An all new study done by a team from University of Chicago has reported that one month after heart attack, only about 12% of women and 19% of men received sexual counseling from their health care provider.
For this research, the researchers carried out interviews of about 3,501 heart attack patients in about 127 hospitals and one month later by telephone. Heart attack is an event that can lead to reduced sexual activity because people fear sex could trigger another heart attack.
Stacy Tessler Lindau, associate professor and director of the programme in integrative sexual medicine at University of Chicago’s medical centre, said, “Even with life-threatening illness, people value their sexual function and believe it is appropriate for health care providers to raise the issue of resuming sexual activity. Health care providers should let their patients know that for most it is OK to resume physical activity, including sexual activity and to return to work”.
The heart patients who reported that they received sexual counseling were given restrictions whereby they were most often told to limit sex by 35% and around 26% were told to take a more passive role or to keep their heart rate down by 23%.

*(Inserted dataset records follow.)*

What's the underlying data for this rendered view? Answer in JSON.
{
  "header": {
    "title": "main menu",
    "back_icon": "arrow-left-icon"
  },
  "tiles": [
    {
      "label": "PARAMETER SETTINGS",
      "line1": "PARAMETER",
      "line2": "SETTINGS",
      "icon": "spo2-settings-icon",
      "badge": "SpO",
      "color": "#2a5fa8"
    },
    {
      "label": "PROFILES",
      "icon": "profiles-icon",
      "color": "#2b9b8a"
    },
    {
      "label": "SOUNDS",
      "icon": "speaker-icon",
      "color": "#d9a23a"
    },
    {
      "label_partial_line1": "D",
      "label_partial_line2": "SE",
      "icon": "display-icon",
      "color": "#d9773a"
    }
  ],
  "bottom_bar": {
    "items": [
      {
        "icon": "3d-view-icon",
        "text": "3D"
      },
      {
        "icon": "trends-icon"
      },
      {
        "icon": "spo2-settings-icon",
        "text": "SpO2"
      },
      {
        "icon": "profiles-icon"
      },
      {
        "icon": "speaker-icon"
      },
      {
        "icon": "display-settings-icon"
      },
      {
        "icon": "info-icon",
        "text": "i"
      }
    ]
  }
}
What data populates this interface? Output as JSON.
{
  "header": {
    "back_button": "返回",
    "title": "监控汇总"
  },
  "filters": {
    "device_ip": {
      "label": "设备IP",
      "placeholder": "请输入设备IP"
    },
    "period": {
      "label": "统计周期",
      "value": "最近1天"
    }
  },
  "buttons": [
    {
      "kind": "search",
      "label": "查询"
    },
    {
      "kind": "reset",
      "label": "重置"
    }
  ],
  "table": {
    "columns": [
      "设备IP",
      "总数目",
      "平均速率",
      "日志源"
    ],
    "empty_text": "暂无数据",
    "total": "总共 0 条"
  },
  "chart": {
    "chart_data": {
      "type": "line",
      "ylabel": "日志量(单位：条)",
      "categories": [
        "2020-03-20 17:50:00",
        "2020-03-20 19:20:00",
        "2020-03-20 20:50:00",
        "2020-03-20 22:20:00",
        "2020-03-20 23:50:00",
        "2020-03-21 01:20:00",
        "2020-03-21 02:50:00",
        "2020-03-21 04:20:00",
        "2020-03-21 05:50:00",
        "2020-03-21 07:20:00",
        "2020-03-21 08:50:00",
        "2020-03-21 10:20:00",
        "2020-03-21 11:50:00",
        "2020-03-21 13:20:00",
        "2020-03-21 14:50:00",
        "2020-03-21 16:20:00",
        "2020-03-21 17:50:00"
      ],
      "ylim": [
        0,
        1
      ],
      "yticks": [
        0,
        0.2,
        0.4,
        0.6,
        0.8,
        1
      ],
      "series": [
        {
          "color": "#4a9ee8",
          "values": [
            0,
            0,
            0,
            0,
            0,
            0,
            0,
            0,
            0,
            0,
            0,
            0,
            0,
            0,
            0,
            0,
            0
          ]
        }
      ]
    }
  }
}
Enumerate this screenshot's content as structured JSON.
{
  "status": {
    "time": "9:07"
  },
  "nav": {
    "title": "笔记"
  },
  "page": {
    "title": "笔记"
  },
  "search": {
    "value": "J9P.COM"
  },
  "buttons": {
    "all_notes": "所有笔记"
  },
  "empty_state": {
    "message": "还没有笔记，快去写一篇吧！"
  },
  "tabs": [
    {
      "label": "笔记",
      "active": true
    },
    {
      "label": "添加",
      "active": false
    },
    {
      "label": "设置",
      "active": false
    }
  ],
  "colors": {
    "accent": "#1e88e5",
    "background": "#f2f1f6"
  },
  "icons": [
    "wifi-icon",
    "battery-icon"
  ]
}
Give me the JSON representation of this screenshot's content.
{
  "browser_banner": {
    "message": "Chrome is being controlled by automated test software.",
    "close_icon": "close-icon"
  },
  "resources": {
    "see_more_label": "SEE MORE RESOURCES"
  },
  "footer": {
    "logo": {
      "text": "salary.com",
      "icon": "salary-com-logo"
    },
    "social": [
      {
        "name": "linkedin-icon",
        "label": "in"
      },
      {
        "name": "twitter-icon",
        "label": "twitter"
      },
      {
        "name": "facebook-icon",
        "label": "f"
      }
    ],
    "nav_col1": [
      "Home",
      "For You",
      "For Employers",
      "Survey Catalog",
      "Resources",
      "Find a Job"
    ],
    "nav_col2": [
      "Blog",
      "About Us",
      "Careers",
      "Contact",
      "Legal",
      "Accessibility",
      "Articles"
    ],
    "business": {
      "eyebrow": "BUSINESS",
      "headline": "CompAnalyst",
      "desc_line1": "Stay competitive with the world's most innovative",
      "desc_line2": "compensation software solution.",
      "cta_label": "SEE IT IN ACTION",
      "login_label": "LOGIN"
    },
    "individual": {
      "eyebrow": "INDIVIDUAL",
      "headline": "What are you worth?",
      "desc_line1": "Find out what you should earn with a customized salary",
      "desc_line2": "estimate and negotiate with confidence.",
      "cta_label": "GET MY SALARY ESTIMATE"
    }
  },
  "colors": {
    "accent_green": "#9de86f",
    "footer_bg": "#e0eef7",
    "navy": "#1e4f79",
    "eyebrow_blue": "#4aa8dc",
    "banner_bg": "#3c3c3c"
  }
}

Lindau added that health care providers can advice their patients to stop the activity and also notify them if they experience things like chest pain, shortness of breath or other concerning symptoms. If a health care provider does not raise the issue, then the patients should straight away ask themselves that whether it be OK for them to resume with the normal sexual activity, said Lindau.